RECORDS FOR PROCESSING =
Segment Open

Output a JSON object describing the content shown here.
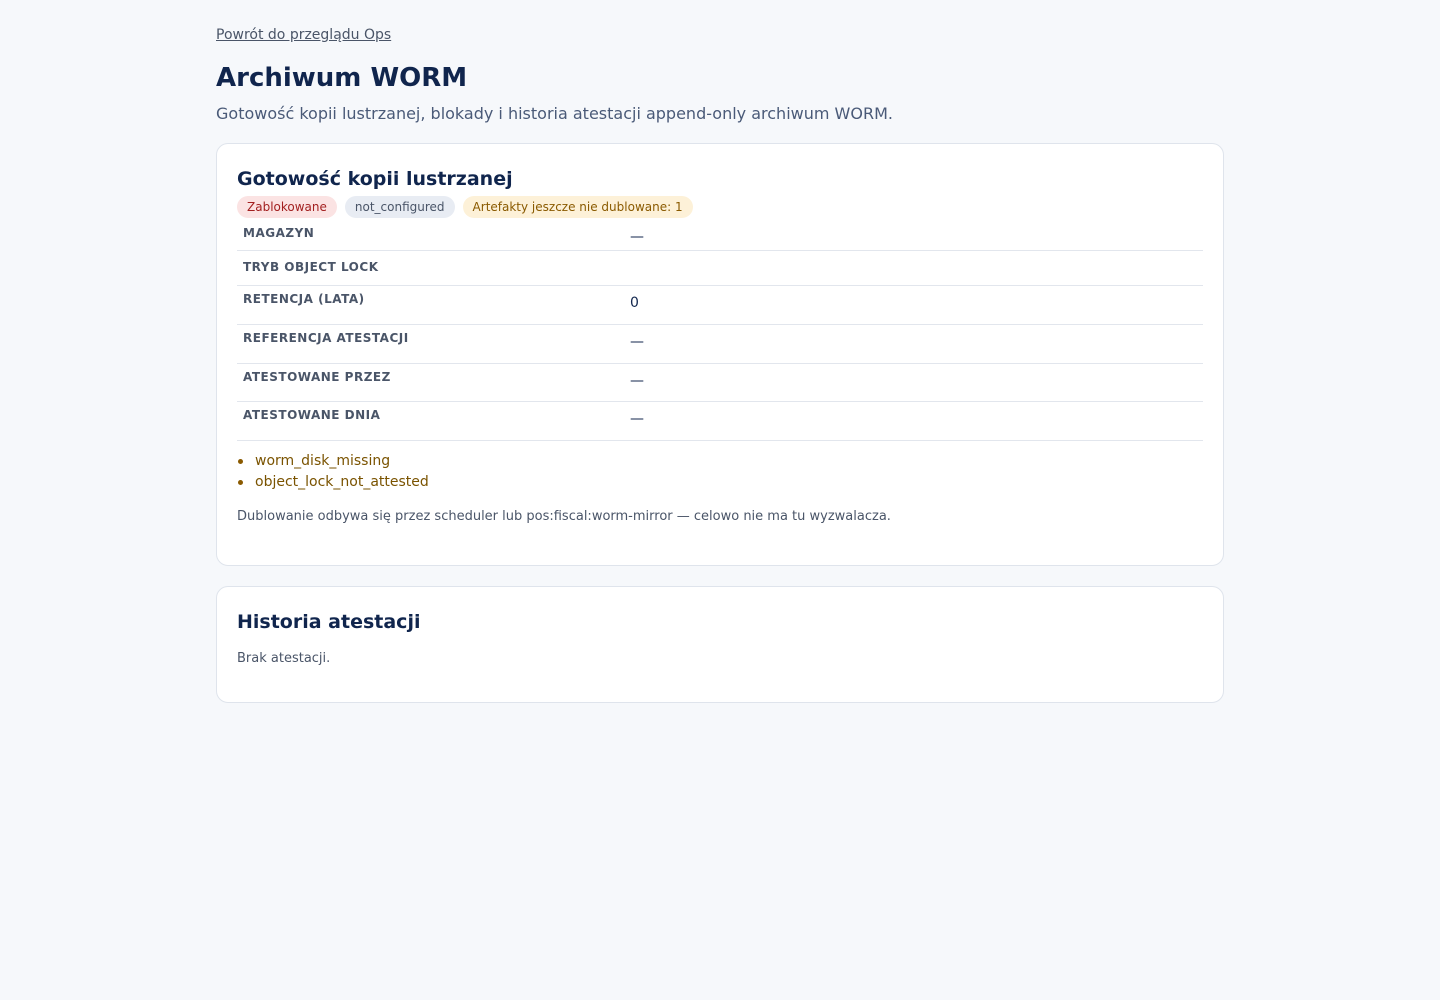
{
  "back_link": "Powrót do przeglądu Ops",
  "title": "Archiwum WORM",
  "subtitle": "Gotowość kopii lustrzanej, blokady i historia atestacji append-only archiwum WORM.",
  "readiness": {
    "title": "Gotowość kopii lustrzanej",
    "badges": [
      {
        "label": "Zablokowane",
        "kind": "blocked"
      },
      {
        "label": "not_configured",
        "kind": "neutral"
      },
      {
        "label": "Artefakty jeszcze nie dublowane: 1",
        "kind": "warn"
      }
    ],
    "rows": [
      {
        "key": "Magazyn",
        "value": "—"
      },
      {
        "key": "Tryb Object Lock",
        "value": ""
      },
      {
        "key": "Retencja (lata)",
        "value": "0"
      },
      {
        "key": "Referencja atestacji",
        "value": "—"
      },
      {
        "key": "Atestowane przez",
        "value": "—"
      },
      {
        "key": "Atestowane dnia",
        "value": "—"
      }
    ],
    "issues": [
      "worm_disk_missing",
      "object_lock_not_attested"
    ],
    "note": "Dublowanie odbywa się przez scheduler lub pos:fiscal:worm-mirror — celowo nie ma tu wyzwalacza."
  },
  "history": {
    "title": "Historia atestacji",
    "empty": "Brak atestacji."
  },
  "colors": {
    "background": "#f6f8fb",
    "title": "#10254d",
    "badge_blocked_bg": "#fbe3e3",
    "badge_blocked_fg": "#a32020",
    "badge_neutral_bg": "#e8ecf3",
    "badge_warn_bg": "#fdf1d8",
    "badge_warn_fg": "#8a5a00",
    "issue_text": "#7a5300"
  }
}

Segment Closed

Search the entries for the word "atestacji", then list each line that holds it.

RESPONSE AREA =
  "subtitle": "Gotowość kopii lustrzanej, blokady i historia atestacji append-only archiwum WORM.",
        "key": "Referencja atestacji",
    "title": "Historia atestacji",
    "empty": "Brak atestacji."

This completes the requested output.